Reporters often hear complaints about taxicabs.
But we don’t often hear much about the regulatory Taxicab Commission.
That changed last week. Two journalists were arrested and escorted in handcuffs out of the commission’s public meeting.
And what was the offense? The reporters were trying to record audio and video of the meeting.
Interim Commission Chair Dena Reed said the reporters’ efforts were disruptive. She later said people tend to act out more if a camera is present. (That’s true, but it’s not a reason to ban a camera. Hasn’t she ever watched ranting and raving members of Congress on cable?)
D.C. Attorney General Irvin Nathan told us he’ll complete a review of the incident this week but that the city government will emphasize D.C.’s open-meetings law.
“I am meeting with Ms. Dena Reed this week and will reiterate that both audio and video recordings and photography will be permitted at future open commission meetings, so long as it is not disruptive or intrusive,” Irvin said. “No charges will be brought by this office against the reporters arrested last week.”
Nathan said misdemeanor charges of disruption were being dropped against Jim Epstein, of reason.com, and Pete Tucker, who writes at thefightback.org. (We happened to mention Tucker’s work on cabs in a column last week, unaware of the arrest taking place.)
This incident could have escaped general attention, as the media was slow to pick up on the arrests, but Epstein had the sense to videotape Tucker’s arrest and post it online.
Johnny Barnes, executive director of the American Civil Liberties Union of the Nation’s Capital, also is investigating the case. DCist.com reported that a Washington Post reporter who remained in the room took video of several cab drivers who walked out in protest of the arrests.

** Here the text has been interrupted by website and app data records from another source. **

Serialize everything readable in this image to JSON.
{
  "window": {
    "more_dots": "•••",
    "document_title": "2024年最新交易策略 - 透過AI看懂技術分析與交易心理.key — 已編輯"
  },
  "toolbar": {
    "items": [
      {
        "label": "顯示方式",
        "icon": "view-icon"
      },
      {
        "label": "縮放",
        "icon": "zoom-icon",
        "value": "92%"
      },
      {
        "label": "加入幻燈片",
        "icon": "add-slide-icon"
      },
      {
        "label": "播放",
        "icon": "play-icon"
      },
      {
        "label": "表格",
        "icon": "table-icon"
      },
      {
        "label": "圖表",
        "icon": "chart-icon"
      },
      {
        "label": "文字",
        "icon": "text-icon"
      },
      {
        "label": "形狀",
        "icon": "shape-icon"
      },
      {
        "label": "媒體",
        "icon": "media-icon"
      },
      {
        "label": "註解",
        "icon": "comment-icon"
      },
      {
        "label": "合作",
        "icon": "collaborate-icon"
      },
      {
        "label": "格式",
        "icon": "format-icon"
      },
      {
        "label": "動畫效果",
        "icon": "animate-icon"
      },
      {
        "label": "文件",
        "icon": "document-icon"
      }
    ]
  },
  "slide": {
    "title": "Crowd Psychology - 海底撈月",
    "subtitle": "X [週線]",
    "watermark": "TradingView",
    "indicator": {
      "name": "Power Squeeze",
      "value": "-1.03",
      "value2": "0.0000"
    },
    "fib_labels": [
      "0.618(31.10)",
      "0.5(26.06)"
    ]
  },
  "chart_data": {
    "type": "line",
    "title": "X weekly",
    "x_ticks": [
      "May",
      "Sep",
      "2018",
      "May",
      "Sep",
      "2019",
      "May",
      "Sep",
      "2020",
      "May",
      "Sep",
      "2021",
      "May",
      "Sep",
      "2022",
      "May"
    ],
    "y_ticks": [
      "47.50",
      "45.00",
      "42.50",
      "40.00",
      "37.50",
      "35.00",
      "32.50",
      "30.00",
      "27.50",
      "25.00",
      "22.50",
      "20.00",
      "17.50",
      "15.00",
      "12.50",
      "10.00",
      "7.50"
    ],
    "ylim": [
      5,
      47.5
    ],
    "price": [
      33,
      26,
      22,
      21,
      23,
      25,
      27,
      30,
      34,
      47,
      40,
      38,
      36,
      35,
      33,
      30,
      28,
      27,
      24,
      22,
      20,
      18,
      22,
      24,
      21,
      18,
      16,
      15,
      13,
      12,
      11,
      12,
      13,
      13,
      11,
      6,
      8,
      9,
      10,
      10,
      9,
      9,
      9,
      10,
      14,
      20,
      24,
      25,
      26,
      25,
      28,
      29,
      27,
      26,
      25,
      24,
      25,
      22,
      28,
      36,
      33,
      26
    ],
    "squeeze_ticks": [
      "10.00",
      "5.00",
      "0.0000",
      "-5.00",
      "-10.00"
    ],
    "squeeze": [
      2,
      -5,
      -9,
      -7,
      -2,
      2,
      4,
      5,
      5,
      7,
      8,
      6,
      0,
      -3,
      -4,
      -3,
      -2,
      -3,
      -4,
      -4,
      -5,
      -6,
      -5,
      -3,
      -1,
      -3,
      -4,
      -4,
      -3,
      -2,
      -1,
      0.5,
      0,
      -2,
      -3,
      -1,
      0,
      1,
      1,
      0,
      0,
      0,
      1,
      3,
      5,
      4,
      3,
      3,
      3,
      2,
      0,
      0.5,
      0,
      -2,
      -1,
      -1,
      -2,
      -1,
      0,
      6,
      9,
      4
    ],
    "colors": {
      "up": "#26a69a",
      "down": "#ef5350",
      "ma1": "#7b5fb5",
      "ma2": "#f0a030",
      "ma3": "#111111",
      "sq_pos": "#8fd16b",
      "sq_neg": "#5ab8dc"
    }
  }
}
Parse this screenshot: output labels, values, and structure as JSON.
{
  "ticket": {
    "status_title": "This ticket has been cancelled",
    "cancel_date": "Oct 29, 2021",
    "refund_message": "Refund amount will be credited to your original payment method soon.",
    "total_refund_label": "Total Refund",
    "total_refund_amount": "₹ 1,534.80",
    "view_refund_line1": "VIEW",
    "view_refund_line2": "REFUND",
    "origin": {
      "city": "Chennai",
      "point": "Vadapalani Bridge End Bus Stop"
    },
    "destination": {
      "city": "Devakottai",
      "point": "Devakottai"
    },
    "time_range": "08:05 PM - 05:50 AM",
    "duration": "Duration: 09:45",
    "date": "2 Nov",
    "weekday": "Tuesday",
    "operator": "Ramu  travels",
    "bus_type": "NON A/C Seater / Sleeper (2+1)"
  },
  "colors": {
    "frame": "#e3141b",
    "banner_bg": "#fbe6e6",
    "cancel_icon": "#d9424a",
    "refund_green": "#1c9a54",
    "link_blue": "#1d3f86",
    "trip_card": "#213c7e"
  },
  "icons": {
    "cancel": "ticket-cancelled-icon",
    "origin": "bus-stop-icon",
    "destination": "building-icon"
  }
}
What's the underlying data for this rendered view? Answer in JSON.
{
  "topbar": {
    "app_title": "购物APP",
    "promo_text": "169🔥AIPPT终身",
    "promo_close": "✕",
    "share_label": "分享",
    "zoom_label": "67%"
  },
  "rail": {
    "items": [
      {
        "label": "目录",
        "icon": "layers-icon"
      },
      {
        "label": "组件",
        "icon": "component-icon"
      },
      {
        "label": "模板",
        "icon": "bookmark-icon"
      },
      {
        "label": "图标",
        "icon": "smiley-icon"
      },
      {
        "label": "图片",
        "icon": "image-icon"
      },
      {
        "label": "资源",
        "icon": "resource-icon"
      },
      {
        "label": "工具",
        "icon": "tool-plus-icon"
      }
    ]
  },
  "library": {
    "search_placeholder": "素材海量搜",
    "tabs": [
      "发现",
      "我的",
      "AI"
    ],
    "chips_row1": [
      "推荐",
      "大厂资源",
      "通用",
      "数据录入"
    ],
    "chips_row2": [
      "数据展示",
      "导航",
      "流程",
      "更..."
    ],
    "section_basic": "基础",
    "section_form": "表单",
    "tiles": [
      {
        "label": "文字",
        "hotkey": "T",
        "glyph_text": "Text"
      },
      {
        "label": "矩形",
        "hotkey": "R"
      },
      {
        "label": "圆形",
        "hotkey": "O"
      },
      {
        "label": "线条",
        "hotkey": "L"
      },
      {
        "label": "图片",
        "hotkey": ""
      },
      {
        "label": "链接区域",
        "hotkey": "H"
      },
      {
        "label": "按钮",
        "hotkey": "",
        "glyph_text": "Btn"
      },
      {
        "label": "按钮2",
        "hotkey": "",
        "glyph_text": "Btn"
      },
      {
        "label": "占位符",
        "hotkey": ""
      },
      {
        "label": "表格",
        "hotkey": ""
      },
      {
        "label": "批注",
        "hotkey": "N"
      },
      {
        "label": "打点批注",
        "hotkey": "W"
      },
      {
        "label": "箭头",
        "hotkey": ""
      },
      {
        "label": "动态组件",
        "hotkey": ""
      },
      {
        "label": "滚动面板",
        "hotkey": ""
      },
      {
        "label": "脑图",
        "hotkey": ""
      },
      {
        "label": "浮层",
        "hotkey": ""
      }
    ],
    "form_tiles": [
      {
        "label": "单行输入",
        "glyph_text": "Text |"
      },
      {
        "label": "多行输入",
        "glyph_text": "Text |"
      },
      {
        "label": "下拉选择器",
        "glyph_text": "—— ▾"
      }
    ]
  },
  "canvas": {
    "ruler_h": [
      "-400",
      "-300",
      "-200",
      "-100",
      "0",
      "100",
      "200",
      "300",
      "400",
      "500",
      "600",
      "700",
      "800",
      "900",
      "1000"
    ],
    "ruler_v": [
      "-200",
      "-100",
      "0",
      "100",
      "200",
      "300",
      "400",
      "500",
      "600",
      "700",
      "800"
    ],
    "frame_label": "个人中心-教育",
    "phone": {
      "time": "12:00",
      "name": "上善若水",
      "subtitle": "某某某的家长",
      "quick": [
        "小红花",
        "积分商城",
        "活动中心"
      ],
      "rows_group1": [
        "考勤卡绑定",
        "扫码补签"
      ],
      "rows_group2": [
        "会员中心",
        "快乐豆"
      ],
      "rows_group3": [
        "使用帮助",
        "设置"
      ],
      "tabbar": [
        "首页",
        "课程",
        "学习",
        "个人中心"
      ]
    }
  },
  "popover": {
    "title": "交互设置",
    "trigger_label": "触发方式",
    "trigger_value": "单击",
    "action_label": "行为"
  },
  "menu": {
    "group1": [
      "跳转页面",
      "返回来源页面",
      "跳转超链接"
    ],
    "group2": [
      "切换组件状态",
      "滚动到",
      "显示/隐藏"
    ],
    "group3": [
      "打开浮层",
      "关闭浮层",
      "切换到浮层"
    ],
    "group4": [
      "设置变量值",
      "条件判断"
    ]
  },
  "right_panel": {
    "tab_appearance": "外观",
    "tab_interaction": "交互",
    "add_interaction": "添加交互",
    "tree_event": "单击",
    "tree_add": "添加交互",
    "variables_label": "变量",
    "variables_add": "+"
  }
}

DCist also noted that the city now has a much tougher open-meetings law than in the past. It went into effect earlier this year.
Ward 6 D.C. Council member Tommy Wells, who has oversight of the Taxicab Commission, wrote a stern letter to the attorney general, demanding that the incident be fully investigated.
“I am troubled by actions taken by the District of Columbia Taxicab Commission,” Wells wrote. “I look forward to receiving your timely response.” Wells also has said that over the summer he’ll explore abolishing the dysfunctional commission and placing it under the city’s Department of Transportation.
Mayor Vincent Gray was moved to denounce the arrests and promise that his agencies would respect open-meetings requirements.
And at a media training session for his cabinet last Friday, the mayor reiterated that he wants an open and transparent administration. It turns out that right after the mayor made his comments, WTOP reporter Mark Segraves went to the Taxicab Commission offices and was tossed out. A staff member turned out the lights and locked the doors.
We hope the attorney general’s conversation with the taxi chair will have more lasting results.
We’ve had our own trouble with security guards and others telling us we can’t shoot this or that. It all stems from a misplaced sense of “security” in the wake of the Sept. 11, 2001, attacks.
Most of all, we’ll never forget the private guard at a sewage pumping station in southeast Washington who, as our camera crew videotaped (it’s a beautiful building), came out into the street and told us we couldn’t take pictures. Your Notebook responded, “This is America,” and said we could tape there. The guard responded, “This is not America, this is the sewer department.”
• That media training.
We want to point out that your Notebook was the guest speaker at the previously referenced session with the mayor’s cabinet. We were told it would be off the record, but we announced that anything we said would be on the record. Good thing, since there was a cable television camera recording the whole thing. Maybe we could have acted like the Taxicab Commission and had the cable cameraman arrested. But we digress.
We’re not sure we’ll be invited back for another cabinet session.
We first complained about the location of the meeting.
It was at the International Monetary Fund-World Bank offices at 18th and H streets NW. Most of the bank’s employees don’t pay city income taxes, and we’re checking on what, if any, property taxes the organization pays. In addition, all of the revenue-producing parking meters around the buildings have been removed for “security” reasons.
It’s not a place a mayor should take his local cabinet. The 50-foot conference table -- yes, 50-foot -- seemed more suitable to negotiating Middle East peace.
Next, we told the assembled cabinet members that we had only one bit of good news for them -- that so far, none of them had shown up on the Internet in his or her underwear.
Our bottom-line advice -- and this goes for any individual, group or organization -- is that reporters are not your friends, but they don’t have to be your enemies. The worst thing you can do is to ignore a reporter’s inquiry. That’s like leaving only one team on the field.
• A final word.
Something simple this week: Happy Fourth of July!